There was an 1894 25c yellow green "Victory" stamp produced during the Seebeck era, but Scott now believes it only had telegraph duty, not postal duty. Therefore there is no Scott number now assigned to the stamp, although my '47 Scott has "65B" for it, and valued it in italics @ $5. Just based on inflation, that would be a value of $50 today.

And BB has a space designated for this stamp.

I did manage to find one after some searching, but suspect the stamp is "neglected" in albums, even if an owner has one, as it is no longer listed in Scott.

Bob said...

Keijo, I'm still in limbo on my collecting, so the sudden flurry of posts is a black swan event. Nothing to see here, no need to panic.

Interesting observation about how much more easy it is these days to realize how many forgeries there are out there, not to mention regums, reperfs, repairs, and other attempts to defraud.

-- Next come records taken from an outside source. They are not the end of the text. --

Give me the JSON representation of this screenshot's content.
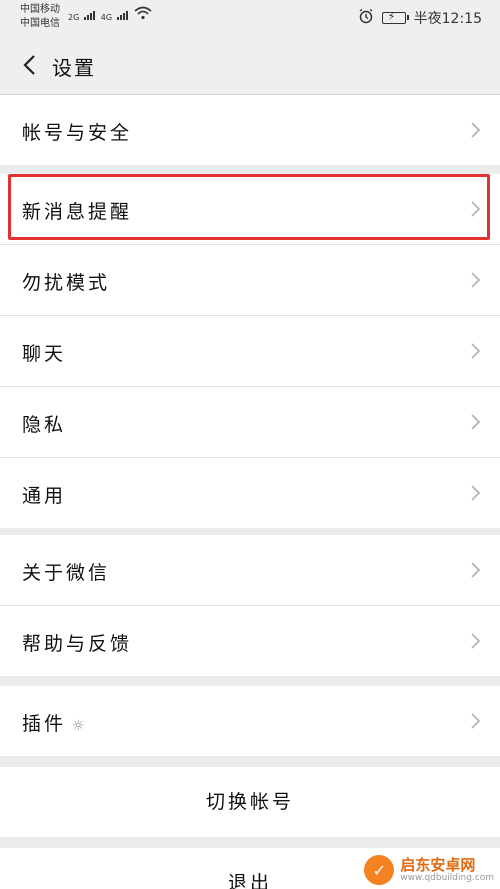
{
  "status_bar": {
    "carrier_1": "中国移动",
    "carrier_2": "中国电信",
    "net_1": "2G",
    "net_2": "4G",
    "time": "半夜12:15",
    "icons": [
      "signal-icon",
      "wifi-icon",
      "alarm-icon",
      "battery-charging-icon"
    ]
  },
  "header": {
    "back_icon": "chevron-left-icon",
    "title": "设置"
  },
  "groups": [
    {
      "items": [
        {
          "label": "帐号与安全"
        }
      ]
    },
    {
      "items": [
        {
          "label": "新消息提醒",
          "highlighted": true
        },
        {
          "label": "勿扰模式"
        },
        {
          "label": "聊天"
        },
        {
          "label": "隐私"
        },
        {
          "label": "通用"
        }
      ]
    },
    {
      "items": [
        {
          "label": "关于微信"
        },
        {
          "label": "帮助与反馈"
        }
      ]
    },
    {
      "items": [
        {
          "label": "插件",
          "icon": "plugin-icon"
        }
      ]
    }
  ],
  "actions": {
    "switch_account": "切换帐号",
    "logout": "退出"
  },
  "watermark": {
    "name": "启东安卓网",
    "url": "www.qdbuilding.com"
  },
  "colors": {
    "highlight": "#e53030",
    "background": "#ececec",
    "watermark": "#f58220"
  }
}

Jim, I do own the Nicaragua 65B and even have "telegraph" printed in pencil above the space. I don't remember buying it so I assume it came as part of an album. Your comment suggests that it would be nice to have a list of stamps in the Blue that have been dropped from the catalog. The first stamp I found like this was Angola Ceres 129/130. I wonder if the latest Scott Classic Catalogues have these two sorted out?

DrewM said...

Thanks for this terrific article. Now I know some of the tough ones to look for.

You note that "Syria Scott 106a (the Syrian misprint described above)" is difficult to find. But in your list at the bottom, you refer to Syria 106c. Is that a different stamp - or (ironically) a "misprint" of your making?

Thanks and keep up the great articles which I always find helpful and interesting.

Bob said...

Drew, thanks for mentioning this. Syria 106c was renumbered by Scott in the not too distant past to 106a.

Rand said...

Syria Sc 106a is the inverted surcharge cataloging $27.50.

Syria Sc 106c is the 25c on 10c green cataloging $240.

Rand said...

The Colombia Sc E1 that Ant.Ra shows is a half sheet of 30 stamps.